(MATERIAL FOR THE TASK begins)

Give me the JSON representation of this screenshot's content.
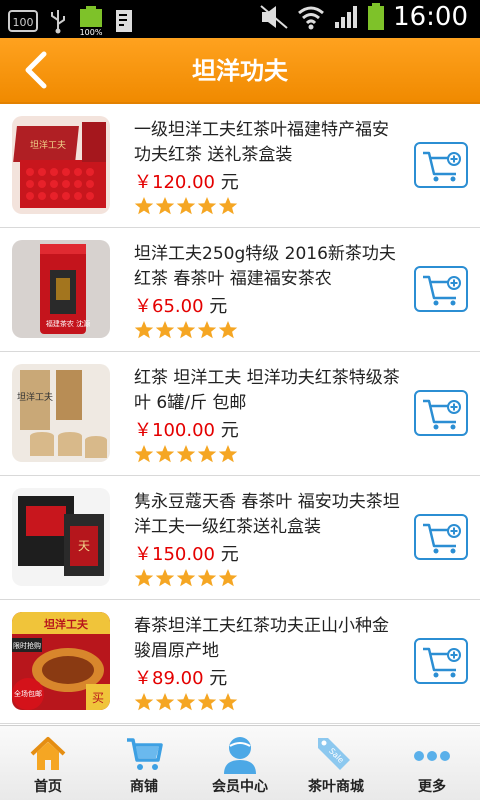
{
  "status_bar": {
    "time": "16:00",
    "battery_label": "100%",
    "icon_100": "100"
  },
  "header": {
    "title": "坦洋功夫"
  },
  "products": [
    {
      "title": "一级坦洋工夫红茶叶福建特产福安功夫红茶 送礼茶盒装",
      "price": "￥120.00",
      "unit": " 元",
      "rating": 5
    },
    {
      "title": "坦洋工夫250g特级 2016新茶功夫红茶 春茶叶 福建福安茶农",
      "price": "￥65.00",
      "unit": " 元",
      "rating": 5
    },
    {
      "title": "红茶 坦洋工夫 坦洋功夫红茶特级茶叶 6罐/斤 包邮",
      "price": "￥100.00",
      "unit": " 元",
      "rating": 5
    },
    {
      "title": "隽永豆蔻天香 春茶叶 福安功夫茶坦洋工夫一级红茶送礼盒装",
      "price": "￥150.00",
      "unit": " 元",
      "rating": 5
    },
    {
      "title": "春茶坦洋工夫红茶功夫正山小种金骏眉原产地",
      "price": "￥89.00",
      "unit": " 元",
      "rating": 5
    }
  ],
  "thumbnail_text": {
    "p1_box": "坦洋工夫",
    "p2_caption": "福建茶农 沈源",
    "p3_can": "坦洋工夫",
    "p4_box": "天",
    "p5_banner": "坦洋工夫",
    "p5_badge1": "限时抢购",
    "p5_badge2": "全场包邮",
    "p5_badge3": "买"
  },
  "tabbar": {
    "tabs": [
      {
        "label": "首页",
        "icon": "home-icon"
      },
      {
        "label": "商铺",
        "icon": "cart-icon"
      },
      {
        "label": "会员中心",
        "icon": "user-icon"
      },
      {
        "label": "茶叶商城",
        "icon": "sale-tag-icon"
      },
      {
        "label": "更多",
        "icon": "more-dots-icon"
      }
    ]
  },
  "colors": {
    "header_orange": "#f59300",
    "price_red": "#e40000",
    "cart_blue": "#2b8ed3",
    "star": "#f5a623"
  }
}
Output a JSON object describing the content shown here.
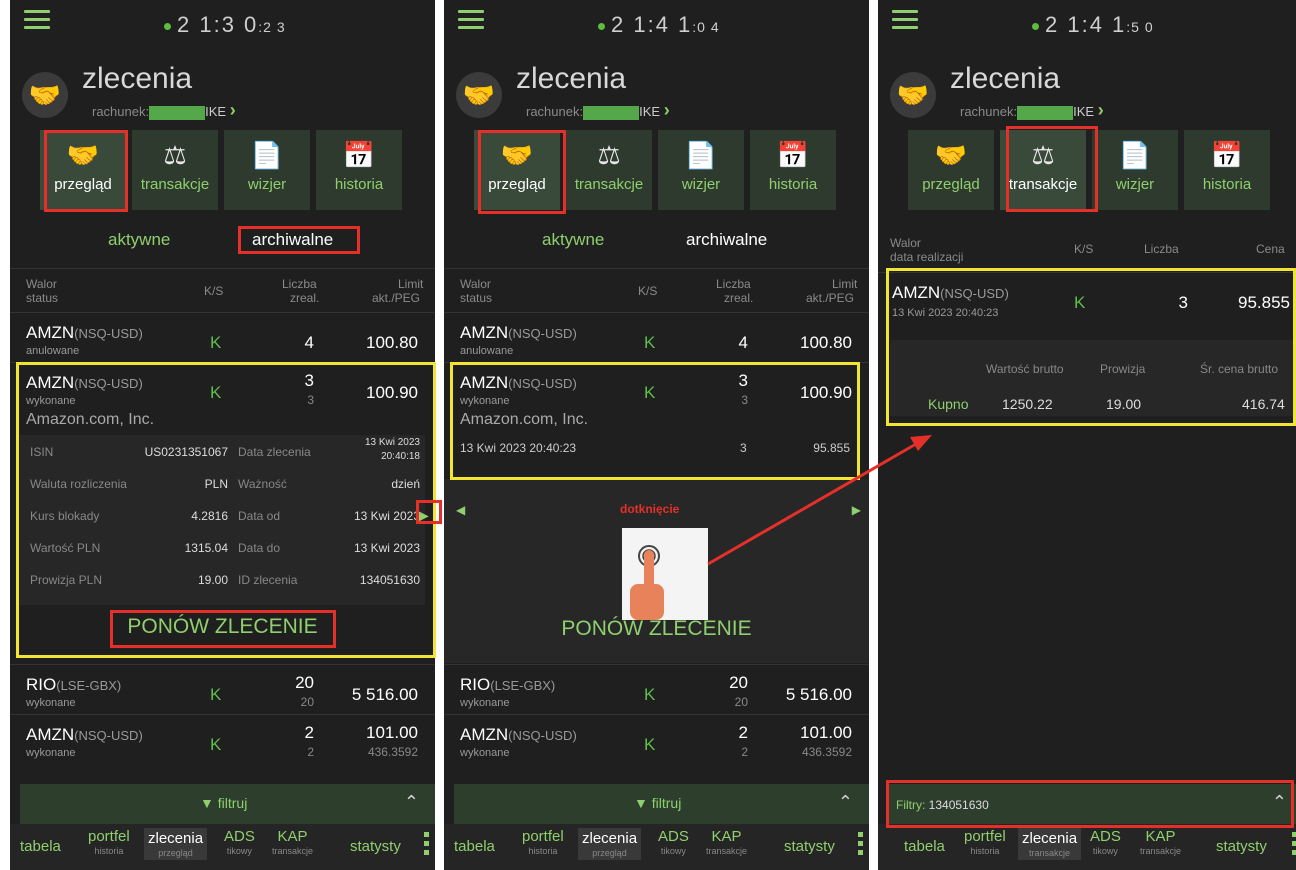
{
  "clock_main": [
    "2 1:3 0",
    "2 1:4 1",
    "2 1:4 1"
  ],
  "clock_sec": [
    ":2 3",
    ":0 4",
    ":5 0"
  ],
  "screen_title": "zlecenia",
  "account_label": "rachunek:",
  "account_suffix": "IKE",
  "tabs": [
    "przegląd",
    "transakcje",
    "wizjer",
    "historia"
  ],
  "subtabs": {
    "active": "aktywne",
    "archive": "archiwalne"
  },
  "orders_header": {
    "walor": "Walor",
    "status": "status",
    "ks": "K/S",
    "liczba": "Liczba",
    "zreal": "zreal.",
    "limit": "Limit",
    "akt_peg": "akt./PEG"
  },
  "orders": [
    {
      "sym": "AMZN",
      "mkt": "(NSQ-USD)",
      "status": "anulowane",
      "ks": "K",
      "qty": "4",
      "qty2": "",
      "limit": "100.80",
      "limit2": ""
    },
    {
      "sym": "AMZN",
      "mkt": "(NSQ-USD)",
      "status": "wykonane",
      "ks": "K",
      "qty": "3",
      "qty2": "3",
      "limit": "100.90",
      "limit2": ""
    },
    {
      "sym": "RIO",
      "mkt": "(LSE-GBX)",
      "status": "wykonane",
      "ks": "K",
      "qty": "20",
      "qty2": "20",
      "limit": "5 516.00",
      "limit2": ""
    },
    {
      "sym": "AMZN",
      "mkt": "(NSQ-USD)",
      "status": "wykonane",
      "ks": "K",
      "qty": "2",
      "qty2": "2",
      "limit": "101.00",
      "limit2": "436.3592"
    }
  ],
  "company": "Amazon.com, Inc.",
  "details": {
    "isin_l": "ISIN",
    "isin_v": "US0231351067",
    "data_zlecenia_l": "Data zlecenia",
    "data_zlecenia_v1": "13 Kwi 2023",
    "data_zlecenia_v2": "20:40:18",
    "waluta_l": "Waluta rozliczenia",
    "waluta_v": "PLN",
    "waznosc_l": "Ważność",
    "waznosc_v": "dzień",
    "kurs_l": "Kurs blokady",
    "kurs_v": "4.2816",
    "data_od_l": "Data od",
    "data_od_v": "13 Kwi 2023",
    "wartosc_l": "Wartość PLN",
    "wartosc_v": "1315.04",
    "data_do_l": "Data do",
    "data_do_v": "13 Kwi 2023",
    "prowizja_l": "Prowizja PLN",
    "prowizja_v": "19.00",
    "id_l": "ID zlecenia",
    "id_v": "134051630"
  },
  "renew_button": "PONÓW ZLECENIE",
  "trade_line": {
    "date": "13 Kwi 2023 20:40:23",
    "qty": "3",
    "price": "95.855"
  },
  "tap_label": "dotknięcie",
  "filter_label": "filtruj",
  "filter_value_label": "Filtry:",
  "filter_value": "134051630",
  "tx_header": {
    "walor": "Walor",
    "data": "data realizacji",
    "ks": "K/S",
    "liczba": "Liczba",
    "cena": "Cena"
  },
  "tx_row": {
    "sym": "AMZN",
    "mkt": "(NSQ-USD)",
    "date": "13 Kwi 2023 20:40:23",
    "ks": "K",
    "qty": "3",
    "price": "95.855"
  },
  "tx_detail_header": {
    "wartosc": "Wartość brutto",
    "prowizja": "Prowizja",
    "sr_cena": "Śr. cena brutto"
  },
  "tx_detail": {
    "type": "Kupno",
    "wartosc": "1250.22",
    "prowizja": "19.00",
    "sr_cena": "416.74"
  },
  "bottom_nav": [
    {
      "label": "tabela",
      "sub": ""
    },
    {
      "label": "portfel",
      "sub": "historia"
    },
    {
      "label": "zlecenia",
      "sub": "przegląd",
      "sub_tx": "transakcje"
    },
    {
      "label": "ADS",
      "sub": "tikowy"
    },
    {
      "label": "KAP",
      "sub": "transakcje"
    },
    {
      "label": "statysty",
      "sub": ""
    }
  ],
  "colors": {
    "accent": "#8fcf6e",
    "buy": "#5fbf4a",
    "highlight_red": "#e5302a",
    "highlight_yellow": "#f2e531"
  }
}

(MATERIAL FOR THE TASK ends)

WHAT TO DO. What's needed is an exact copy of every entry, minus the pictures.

TASK RESULT.
Give me the JSON representation of this screenshot's content.
{
  "status_bar": {
    "time": "16:00",
    "battery_label": "100%",
    "icon_100": "100"
  },
  "header": {
    "title": "坦洋功夫"
  },
  "products": [
    {
      "title": "一级坦洋工夫红茶叶福建特产福安功夫红茶 送礼茶盒装",
      "price": "￥120.00",
      "unit": " 元",
      "rating": 5
    },
    {
      "title": "坦洋工夫250g特级 2016新茶功夫红茶 春茶叶 福建福安茶农",
      "price": "￥65.00",
      "unit": " 元",
      "rating": 5
    },
    {
      "title": "红茶 坦洋工夫 坦洋功夫红茶特级茶叶 6罐/斤 包邮",
      "price": "￥100.00",
      "unit": " 元",
      "rating": 5
    },
    {
      "title": "隽永豆蔻天香 春茶叶 福安功夫茶坦洋工夫一级红茶送礼盒装",
      "price": "￥150.00",
      "unit": " 元",
      "rating": 5
    },
    {
      "title": "春茶坦洋工夫红茶功夫正山小种金骏眉原产地",
      "price": "￥89.00",
      "unit": " 元",
      "rating": 5
    }
  ],
  "thumbnail_text": {
    "p1_box": "坦洋工夫",
    "p2_caption": "福建茶农 沈源",
    "p3_can": "坦洋工夫",
    "p4_box": "天",
    "p5_banner": "坦洋工夫",
    "p5_badge1": "限时抢购",
    "p5_badge2": "全场包邮",
    "p5_badge3": "买"
  },
  "tabbar": {
    "tabs": [
      {
        "label": "首页",
        "icon": "home-icon"
      },
      {
        "label": "商铺",
        "icon": "cart-icon"
      },
      {
        "label": "会员中心",
        "icon": "user-icon"
      },
      {
        "label": "茶叶商城",
        "icon": "sale-tag-icon"
      },
      {
        "label": "更多",
        "icon": "more-dots-icon"
      }
    ]
  },
  "colors": {
    "header_orange": "#f59300",
    "price_red": "#e40000",
    "cart_blue": "#2b8ed3",
    "star": "#f5a623"
  }
}
Output a JSON object describing the content shown here.
{
  "clock_main": [
    "2 1:3 0",
    "2 1:4 1",
    "2 1:4 1"
  ],
  "clock_sec": [
    ":2 3",
    ":0 4",
    ":5 0"
  ],
  "screen_title": "zlecenia",
  "account_label": "rachunek:",
  "account_suffix": "IKE",
  "tabs": [
    "przegląd",
    "transakcje",
    "wizjer",
    "historia"
  ],
  "subtabs": {
    "active": "aktywne",
    "archive": "archiwalne"
  },
  "orders_header": {
    "walor": "Walor",
    "status": "status",
    "ks": "K/S",
    "liczba": "Liczba",
    "zreal": "zreal.",
    "limit": "Limit",
    "akt_peg": "akt./PEG"
  },
  "orders": [
    {
      "sym": "AMZN",
      "mkt": "(NSQ-USD)",
      "status": "anulowane",
      "ks": "K",
      "qty": "4",
      "qty2": "",
      "limit": "100.80",
      "limit2": ""
    },
    {
      "sym": "AMZN",
      "mkt": "(NSQ-USD)",
      "status": "wykonane",
      "ks": "K",
      "qty": "3",
      "qty2": "3",
      "limit": "100.90",
      "limit2": ""
    },
    {
      "sym": "RIO",
      "mkt": "(LSE-GBX)",
      "status": "wykonane",
      "ks": "K",
      "qty": "20",
      "qty2": "20",
      "limit": "5 516.00",
      "limit2": ""
    },
    {
      "sym": "AMZN",
      "mkt": "(NSQ-USD)",
      "status": "wykonane",
      "ks": "K",
      "qty": "2",
      "qty2": "2",
      "limit": "101.00",
      "limit2": "436.3592"
    }
  ],
  "company": "Amazon.com, Inc.",
  "details": {
    "isin_l": "ISIN",
    "isin_v": "US0231351067",
    "data_zlecenia_l": "Data zlecenia",
    "data_zlecenia_v1": "13 Kwi 2023",
    "data_zlecenia_v2": "20:40:18",
    "waluta_l": "Waluta rozliczenia",
    "waluta_v": "PLN",
    "waznosc_l": "Ważność",
    "waznosc_v": "dzień",
    "kurs_l": "Kurs blokady",
    "kurs_v": "4.2816",
    "data_od_l": "Data od",
    "data_od_v": "13 Kwi 2023",
    "wartosc_l": "Wartość PLN",
    "wartosc_v": "1315.04",
    "data_do_l": "Data do",
    "data_do_v": "13 Kwi 2023",
    "prowizja_l": "Prowizja PLN",
    "prowizja_v": "19.00",
    "id_l": "ID zlecenia",
    "id_v": "134051630"
  },
  "renew_button": "PONÓW ZLECENIE",
  "trade_line": {
    "date": "13 Kwi 2023 20:40:23",
    "qty": "3",
    "price": "95.855"
  },
  "tap_label": "dotknięcie",
  "filter_label": "filtruj",
  "filter_value_label": "Filtry:",
  "filter_value": "134051630",
  "tx_header": {
    "walor": "Walor",
    "data": "data realizacji",
    "ks": "K/S",
    "liczba": "Liczba",
    "cena": "Cena"
  },
  "tx_row": {
    "sym": "AMZN",
    "mkt": "(NSQ-USD)",
    "date": "13 Kwi 2023 20:40:23",
    "ks": "K",
    "qty": "3",
    "price": "95.855"
  },
  "tx_detail_header": {
    "wartosc": "Wartość brutto",
    "prowizja": "Prowizja",
    "sr_cena": "Śr. cena brutto"
  },
  "tx_detail": {
    "type": "Kupno",
    "wartosc": "1250.22",
    "prowizja": "19.00",
    "sr_cena": "416.74"
  },
  "bottom_nav": [
    {
      "label": "tabela",
      "sub": ""
    },
    {
      "label": "portfel",
      "sub": "historia"
    },
    {
      "label": "zlecenia",
      "sub": "przegląd",
      "sub_tx": "transakcje"
    },
    {
      "label": "ADS",
      "sub": "tikowy"
    },
    {
      "label": "KAP",
      "sub": "transakcje"
    },
    {
      "label": "statysty",
      "sub": ""
    }
  ],
  "colors": {
    "accent": "#8fcf6e",
    "buy": "#5fbf4a",
    "highlight_red": "#e5302a",
    "highlight_yellow": "#f2e531"
  }
}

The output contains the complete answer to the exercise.